Nintendo Co. won a 50 percent reduction of the $30.2 million in damages a jury awarded to a former Sony Corp. employee who claimed the company’s 3DS game and video player infringed his 3-D technology patent.
“The jury’s damages award was at least twice as large as the amount a reasonable jury could have awarded based on the evidence presented at trial and thereby must have involved the degree of excessive speculation that shocks the judicial conscience,” U.S. District Judge Jed Rakoff in Manhattan said in a decision Aug. 14.
The judge gave plaintiff Seijiro Tomita and his company the choice of accepting $15.1 million in damages or undertaking a new trial on damages.
Tomita, who worked for Sony for almost 30 years before quitting in 2002, sued Nintendo in June 2011. That year Nintendo, the world’s biggest video-game console maker, introduced the 3DS, which allows users to see 3-D images without special glasses.
In dispute is patent 7,417,664, which was issued in August 2008 and covers a form of a stereoscopic image picking up and display system.
Joe Diamante, a lawyer for Tomita, didn’t immediately respond to a call to his office after regular business hours seeking comment on the judge’s ruling.

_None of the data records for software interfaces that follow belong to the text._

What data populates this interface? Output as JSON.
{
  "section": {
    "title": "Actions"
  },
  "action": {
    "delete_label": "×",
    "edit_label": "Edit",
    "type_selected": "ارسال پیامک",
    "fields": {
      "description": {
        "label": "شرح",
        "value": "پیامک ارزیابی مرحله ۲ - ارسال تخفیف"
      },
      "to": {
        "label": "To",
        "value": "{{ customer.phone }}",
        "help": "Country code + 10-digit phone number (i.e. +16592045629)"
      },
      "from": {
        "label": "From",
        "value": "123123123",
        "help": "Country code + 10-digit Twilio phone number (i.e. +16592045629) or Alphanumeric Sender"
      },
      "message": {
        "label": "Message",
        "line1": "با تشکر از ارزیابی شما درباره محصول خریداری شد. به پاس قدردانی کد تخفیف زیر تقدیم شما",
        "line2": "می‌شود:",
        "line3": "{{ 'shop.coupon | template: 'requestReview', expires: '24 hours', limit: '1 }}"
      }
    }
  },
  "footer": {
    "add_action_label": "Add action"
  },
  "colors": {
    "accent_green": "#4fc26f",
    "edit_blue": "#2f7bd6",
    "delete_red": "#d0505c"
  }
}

“Nintendo will appeal the jury’s verdict and reduced damages award,” Charlie Scibetta, senior director of Nintendo of America’s corporate communications, said in an e-mailed statement.
The case is Tomita Technologies USA LLC v. Nintendo Co., 11-cv-04256, U.S. District Court, Southern District of New York (Manhattan).
(With assistance from Edvard Pettersson in Los Angeles. Editors: Stephen Farr, Mary Romano)